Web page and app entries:
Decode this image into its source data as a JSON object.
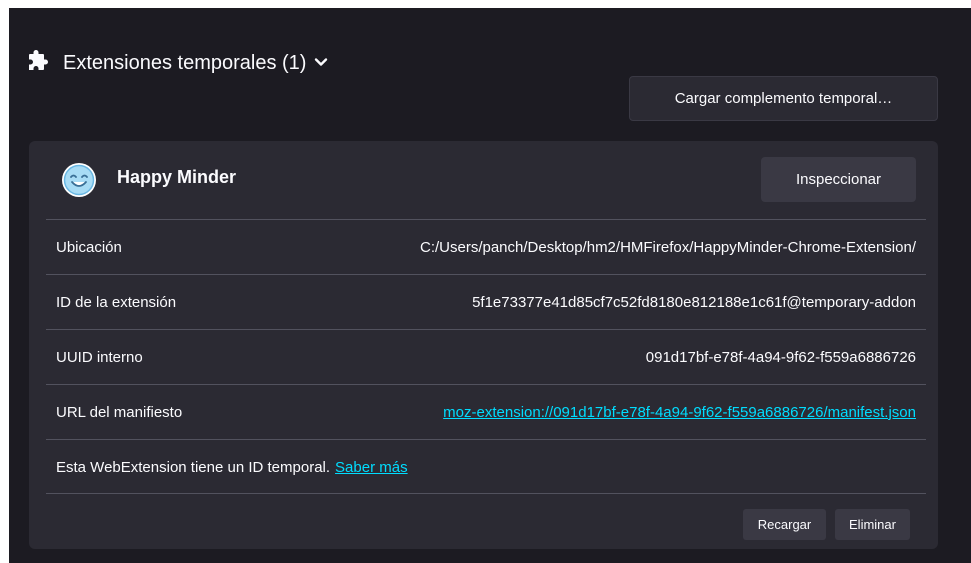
{
  "section": {
    "title": "Extensiones temporales (1)",
    "icon": "puzzle-icon",
    "toggle_icon": "chevron-down-icon",
    "load_button": "Cargar complemento temporal…"
  },
  "addon": {
    "name": "Happy Minder",
    "icon": "smiley-face-icon",
    "inspect_button": "Inspeccionar",
    "fields": [
      {
        "label": "Ubicación",
        "value": "C:/Users/panch/Desktop/hm2/HMFirefox/HappyMinder-Chrome-Extension/"
      },
      {
        "label": "ID de la extensión",
        "value": "5f1e73377e41d85cf7c52fd8180e812188e1c61f@temporary-addon"
      },
      {
        "label": "UUID interno",
        "value": "091d17bf-e78f-4a94-9f62-f559a6886726"
      },
      {
        "label": "URL del manifiesto",
        "value": "moz-extension://091d17bf-e78f-4a94-9f62-f559a6886726/manifest.json"
      }
    ],
    "note_text": "Esta WebExtension tiene un ID temporal.",
    "note_link": "Saber más",
    "reload_button": "Recargar",
    "remove_button": "Eliminar"
  },
  "colors": {
    "background": "#1c1b22",
    "card": "#2b2a33",
    "button": "#3a3944",
    "link": "#00ddff",
    "text": "#fbfbfe"
  }
}
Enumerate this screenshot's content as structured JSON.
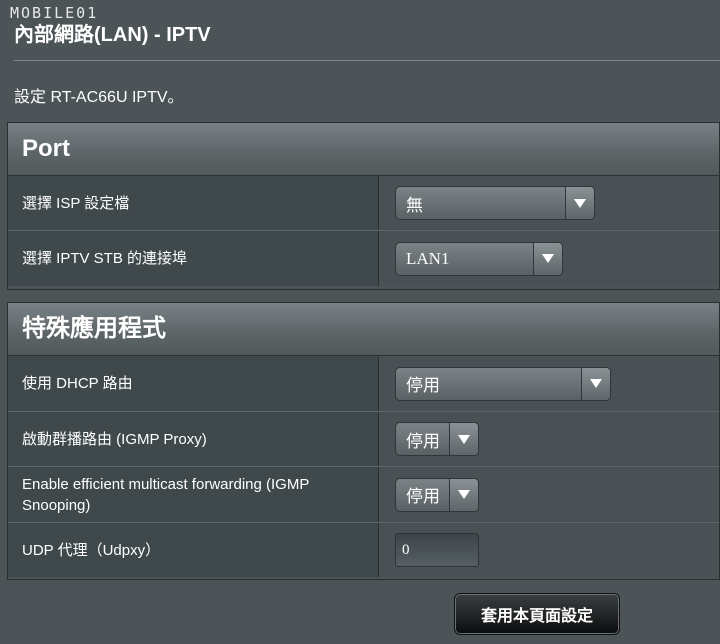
{
  "watermark": "MOBILE01",
  "header": {
    "title": "內部網路(LAN) - IPTV",
    "description": "設定 RT-AC66U IPTV。"
  },
  "port": {
    "title": "Port",
    "isp_profile_label": "選擇 ISP 設定檔",
    "isp_profile_value": "無",
    "stb_port_label": "選擇 IPTV STB 的連接埠",
    "stb_port_value": "LAN1"
  },
  "special": {
    "title": "特殊應用程式",
    "dhcp_route_label": "使用 DHCP 路由",
    "dhcp_route_value": "停用",
    "igmp_proxy_label": "啟動群播路由 (IGMP Proxy)",
    "igmp_proxy_value": "停用",
    "igmp_snooping_label": "Enable efficient multicast forwarding (IGMP Snooping)",
    "igmp_snooping_value": "停用",
    "udpxy_label": "UDP 代理（Udpxy）",
    "udpxy_value": "0"
  },
  "apply_button": "套用本頁面設定",
  "icons": {
    "dropdown": "chevron-down-icon"
  }
}
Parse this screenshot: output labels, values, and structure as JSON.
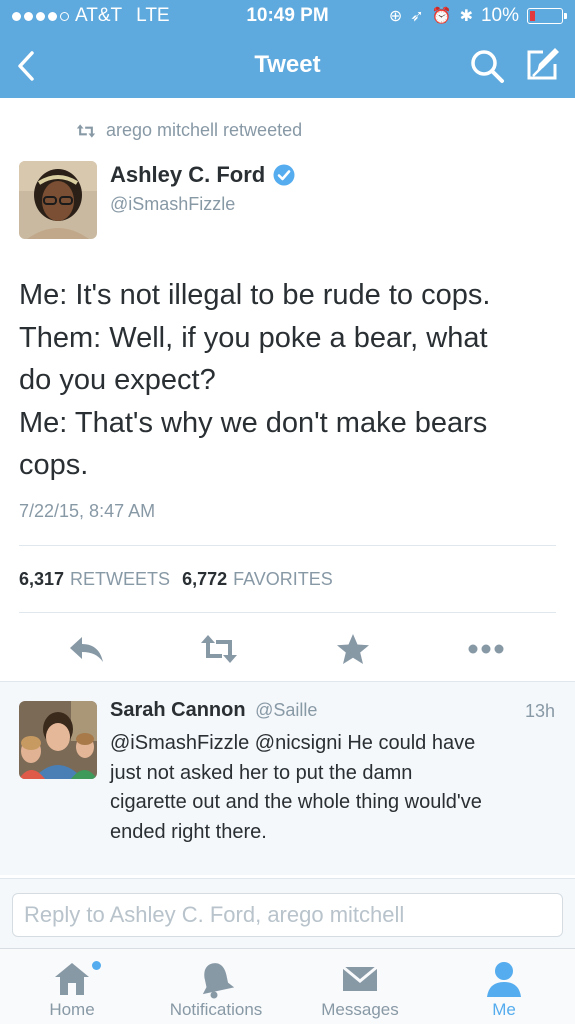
{
  "status_bar": {
    "signal": "●●●●○",
    "carrier": "AT&T",
    "network": "LTE",
    "time": "10:49 PM",
    "battery": "10%"
  },
  "nav": {
    "title": "Tweet"
  },
  "retweet_line": {
    "text": "arego mitchell retweeted",
    "icon": "retweet-icon"
  },
  "tweet": {
    "author_name": "Ashley C. Ford",
    "verified": true,
    "author_handle": "@iSmashFizzle",
    "text_lines": [
      "Me: It's not illegal to be rude to cops.",
      "Them: Well, if you poke a bear, what",
      "do you expect?",
      "Me: That's why we don't make bears",
      "cops."
    ],
    "timestamp": "7/22/15, 8:47 AM",
    "retweets_count": "6,317",
    "retweets_label": "RETWEETS",
    "favorites_count": "6,772",
    "favorites_label": "FAVORITES"
  },
  "actions": [
    "reply-icon",
    "retweet-icon",
    "star-icon",
    "more-icon"
  ],
  "reply": {
    "name": "Sarah Cannon",
    "handle": "@Saille",
    "time": "13h",
    "text_lines": [
      "@iSmashFizzle @nicsigni He could have",
      "just not asked her to put the damn",
      "cigarette out and the whole thing would've",
      "ended right there."
    ]
  },
  "reply_box": {
    "placeholder": "Reply to Ashley C. Ford, arego mitchell"
  },
  "tabs": [
    {
      "label": "Home",
      "icon": "home-icon",
      "active": false,
      "badge": true
    },
    {
      "label": "Notifications",
      "icon": "bell-icon",
      "active": false
    },
    {
      "label": "Messages",
      "icon": "envelope-icon",
      "active": false
    },
    {
      "label": "Me",
      "icon": "person-icon",
      "active": true
    }
  ],
  "colors": {
    "brand": "#5ea9dd",
    "accent": "#55acee",
    "text": "#292f33",
    "muted": "#8899a6",
    "battery_low": "#e0393e"
  }
}
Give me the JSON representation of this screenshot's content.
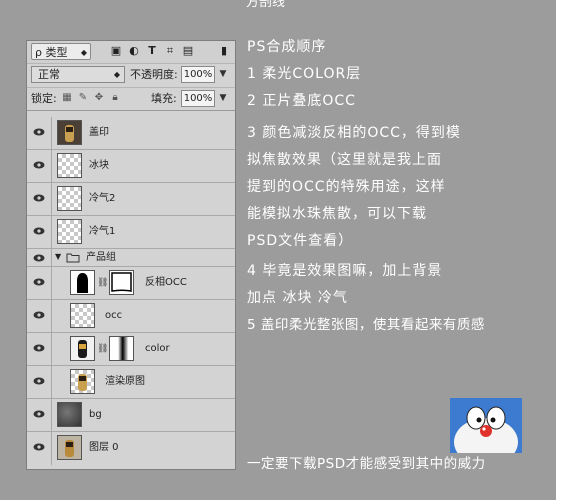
{
  "top_caption": "方剖线",
  "panel": {
    "kind_label": "ρ 类型",
    "toolbar_icons": [
      "image-filter-icon",
      "adjustment-filter-icon",
      "type-filter-icon",
      "shape-filter-icon",
      "smart-object-filter-icon"
    ],
    "blend_mode": "正常",
    "opacity_label": "不透明度:",
    "opacity_value": "100%",
    "lock_label": "锁定:",
    "fill_label": "填充:",
    "fill_value": "100%",
    "layers": [
      {
        "name": "盖印"
      },
      {
        "name": "冰块"
      },
      {
        "name": "冷气2"
      },
      {
        "name": "冷气1"
      },
      {
        "name": "产品组",
        "group": true
      },
      {
        "name": "反相OCC"
      },
      {
        "name": "occ"
      },
      {
        "name": "color"
      },
      {
        "name": "渲染原图"
      },
      {
        "name": "bg"
      },
      {
        "name": "图层 0"
      }
    ]
  },
  "notes": {
    "title": "PS合成顺序",
    "line1": "1 柔光COLOR层",
    "line2": "2 正片叠底OCC",
    "line3a": "3 颜色减淡反相的OCC，得到模",
    "line3b": "拟焦散效果（这里就是我上面",
    "line3c": "提到的OCC的特殊用途，这样",
    "line3d": "能模拟水珠焦散，可以下载",
    "line3e": "PSD文件查看）",
    "line4a": "4 毕竟是效果图嘛，加上背景",
    "line4b": "加点 冰块 冷气",
    "line5": "5 盖印柔光整张图，使其看起来有质感",
    "footer": "一定要下载PSD才能感受到其中的威力"
  }
}
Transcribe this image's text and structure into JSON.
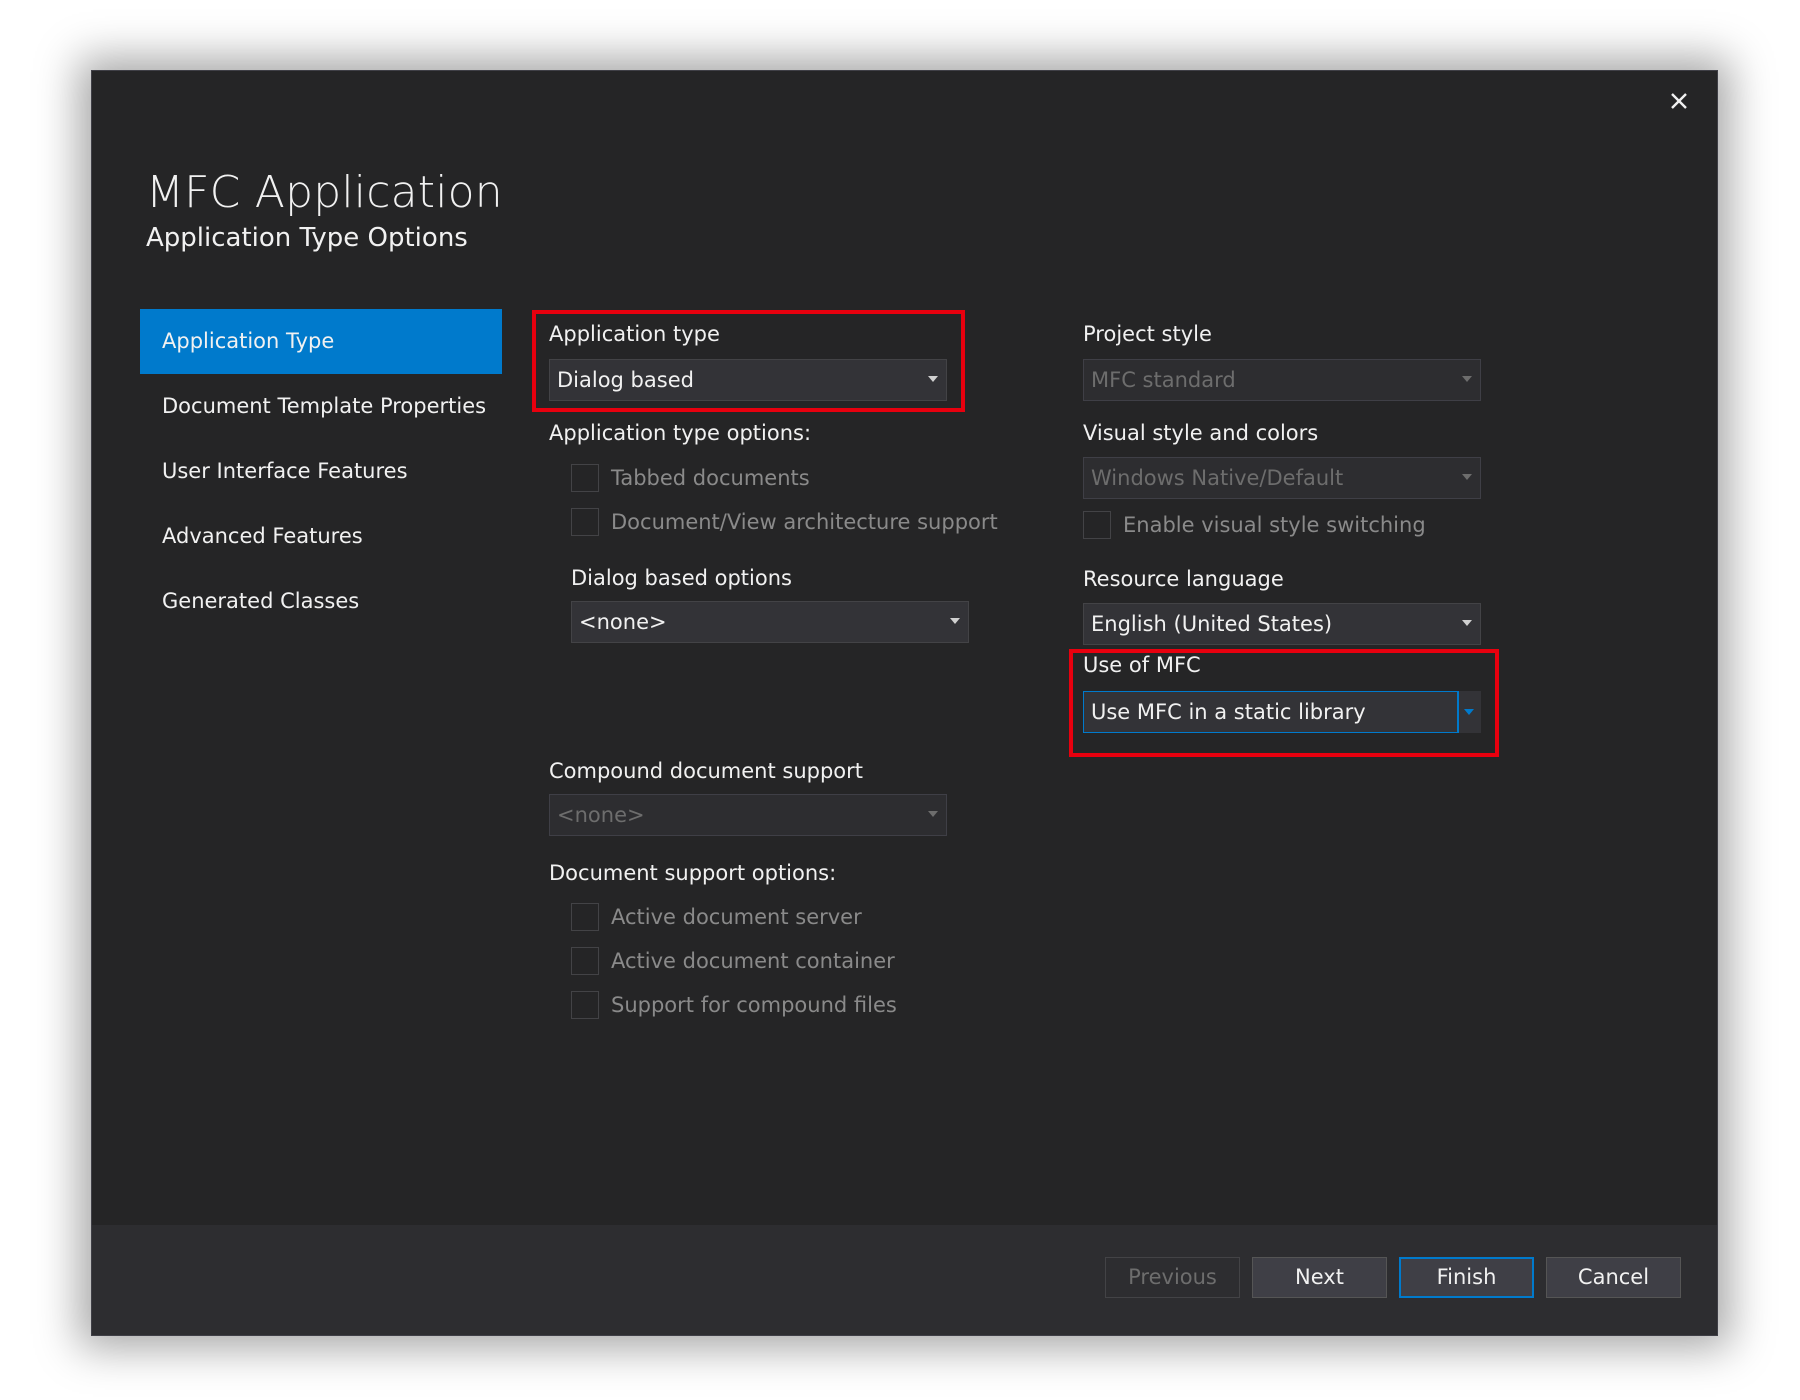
{
  "dialog": {
    "title": "MFC Application",
    "subtitle": "Application Type Options",
    "close_icon": "close-icon"
  },
  "nav": {
    "items": [
      {
        "label": "Application Type",
        "active": true
      },
      {
        "label": "Document Template Properties",
        "active": false
      },
      {
        "label": "User Interface Features",
        "active": false
      },
      {
        "label": "Advanced Features",
        "active": false
      },
      {
        "label": "Generated Classes",
        "active": false
      }
    ]
  },
  "left": {
    "application_type_label": "Application type",
    "application_type_value": "Dialog based",
    "app_type_options_label": "Application type options:",
    "tabbed_documents": "Tabbed documents",
    "doc_view_support": "Document/View architecture support",
    "dialog_options_label": "Dialog based options",
    "dialog_options_value": "<none>",
    "compound_label": "Compound document support",
    "compound_value": "<none>",
    "doc_support_options_label": "Document support options:",
    "active_doc_server": "Active document server",
    "active_doc_container": "Active document container",
    "compound_files": "Support for compound files"
  },
  "right": {
    "project_style_label": "Project style",
    "project_style_value": "MFC standard",
    "visual_style_label": "Visual style and colors",
    "visual_style_value": "Windows Native/Default",
    "enable_switching": "Enable visual style switching",
    "resource_language_label": "Resource language",
    "resource_language_value": "English (United States)",
    "use_of_mfc_label": "Use of MFC",
    "use_of_mfc_value": "Use MFC in a static library"
  },
  "footer": {
    "previous": "Previous",
    "next": "Next",
    "finish": "Finish",
    "cancel": "Cancel"
  },
  "colors": {
    "accent": "#007acc",
    "highlight": "#e8000e",
    "background": "#252526"
  }
}
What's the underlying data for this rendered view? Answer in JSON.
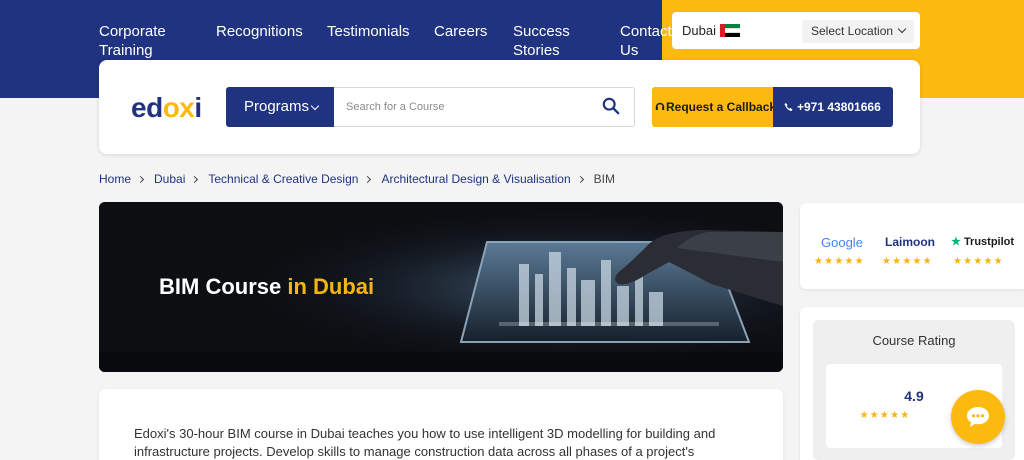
{
  "nav": {
    "items": [
      {
        "line1": "Corporate",
        "line2": "Training"
      },
      {
        "line1": "Recognitions",
        "line2": ""
      },
      {
        "line1": "Testimonials",
        "line2": ""
      },
      {
        "line1": "Careers",
        "line2": ""
      },
      {
        "line1": "Success",
        "line2": "Stories"
      },
      {
        "line1": "Contact",
        "line2": "Us"
      }
    ]
  },
  "location": {
    "city": "Dubai",
    "select_label": "Select Location",
    "flag_colors": {
      "red": "#d32027",
      "green": "#00843d",
      "white": "#ffffff",
      "black": "#000000"
    }
  },
  "header": {
    "logo_pre": "ed",
    "logo_mid": "ox",
    "logo_post": "i",
    "programs_label": "Programs",
    "search_placeholder": "Search for a Course",
    "callback_label": "Request a Callback",
    "phone_label": "+971 43801666"
  },
  "breadcrumb": {
    "items": [
      "Home",
      "Dubai",
      "Technical & Creative Design",
      "Architectural Design & Visualisation"
    ],
    "current": "BIM"
  },
  "hero": {
    "title_main": "BIM Course ",
    "title_accent": "in Dubai"
  },
  "description": {
    "text": "Edoxi's 30-hour BIM course in Dubai teaches you how to use intelligent 3D modelling for building and infrastructure projects. Develop skills to manage construction data across all phases of a project's"
  },
  "reviews": {
    "google": "Google",
    "laimoon": "Laimoon",
    "trustpilot": "Trustpilot",
    "stars": "★★★★★"
  },
  "rating": {
    "label": "Course Rating",
    "value": "4.9",
    "stars": "★★★★★"
  },
  "colors": {
    "navy": "#1f3381",
    "yellow": "#fcb90f",
    "accent_gold": "#f6b416"
  }
}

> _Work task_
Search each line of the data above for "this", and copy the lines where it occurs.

> _Exercise answer_
Decode this image into its source data as a JSON object.
Enumerate this screenshot's content as structured JSON.
Parse this screenshot: output labels, values, and structure as JSON.
Give me the JSON representation of this screenshot's content.
Transcribe this image's text and structure into JSON.
What's the underlying data for this rendered view? Answer in JSON.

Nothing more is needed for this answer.